- _WHAT THE TASK ASKS_
The required result is a copy of each line below in which "Mawina" appears.

(Page and application data records)
———

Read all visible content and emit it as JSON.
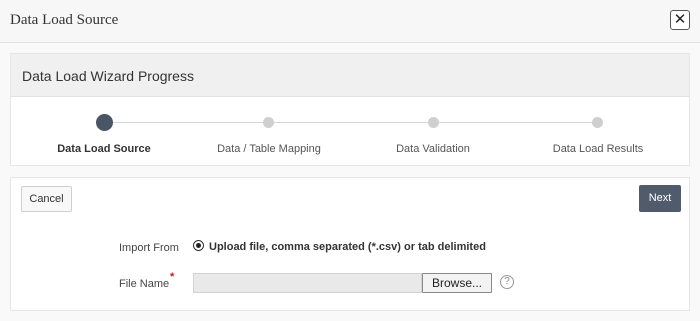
{
  "dialog": {
    "title": "Data Load Source",
    "close_symbol": "✕"
  },
  "progress": {
    "title": "Data Load Wizard Progress",
    "steps": [
      {
        "label": "Data Load Source",
        "active": true
      },
      {
        "label": "Data / Table Mapping",
        "active": false
      },
      {
        "label": "Data Validation",
        "active": false
      },
      {
        "label": "Data Load Results",
        "active": false
      }
    ]
  },
  "actions": {
    "cancel_label": "Cancel",
    "next_label": "Next"
  },
  "form": {
    "import_from_label": "Import From",
    "import_option": "Upload file, comma separated (*.csv) or tab delimited",
    "file_name_label": "File Name",
    "required_marker": "*",
    "browse_label": "Browse...",
    "help_symbol": "?"
  },
  "colors": {
    "accent": "#505c6b",
    "active_step": "#4a5666",
    "inactive_step": "#cfcfcf",
    "required": "#dd1111"
  },
  "icons": [
    "close-icon",
    "radio-icon",
    "help-icon"
  ]
}
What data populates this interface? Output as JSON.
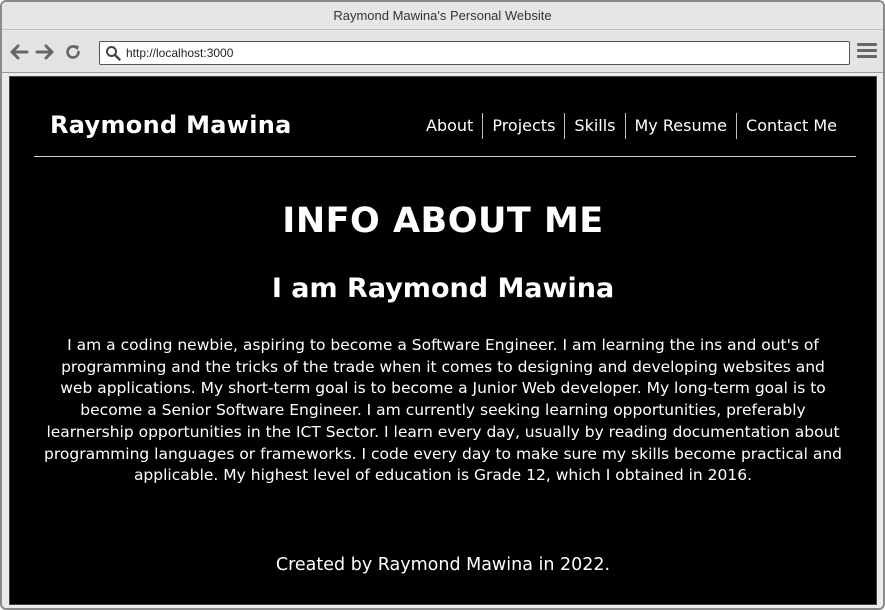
{
  "window": {
    "title": "Raymond Mawina's Personal Website"
  },
  "browser": {
    "url": "http://localhost:3000",
    "icons": [
      "back-arrow-icon",
      "forward-arrow-icon",
      "reload-icon",
      "search-icon",
      "menu-icon"
    ]
  },
  "site": {
    "brand": "Raymond Mawina",
    "nav": [
      {
        "label": "About"
      },
      {
        "label": "Projects"
      },
      {
        "label": "Skills"
      },
      {
        "label": "My Resume"
      },
      {
        "label": "Contact Me"
      }
    ]
  },
  "content": {
    "title": "INFO ABOUT ME",
    "subtitle": "I am Raymond Mawina",
    "bio": "I am a coding newbie, aspiring to become a Software Engineer. I am learning the ins and out's of programming and the tricks of the trade when it comes to designing and developing websites and web applications. My short-term goal is to become a Junior Web developer. My long-term goal is to become a Senior Software Engineer. I am currently seeking learning opportunities, preferably learnership opportunities in the ICT Sector. I learn every day, usually by reading documentation about programming languages or frameworks. I code every day to make sure my skills become practical and applicable. My highest level of education is Grade 12, which I obtained in 2016.",
    "footer": "Created by Raymond Mawina in 2022."
  },
  "colors": {
    "page_bg": "#000000",
    "text": "#ffffff",
    "chrome": "#e4e4e4"
  }
}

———

- _RESULT OF THE EXERCISE_
    "title": "Raymond Mawina's Personal Website"
    "brand": "Raymond Mawina",
    "subtitle": "I am Raymond Mawina",
    "footer": "Created by Raymond Mawina in 2022."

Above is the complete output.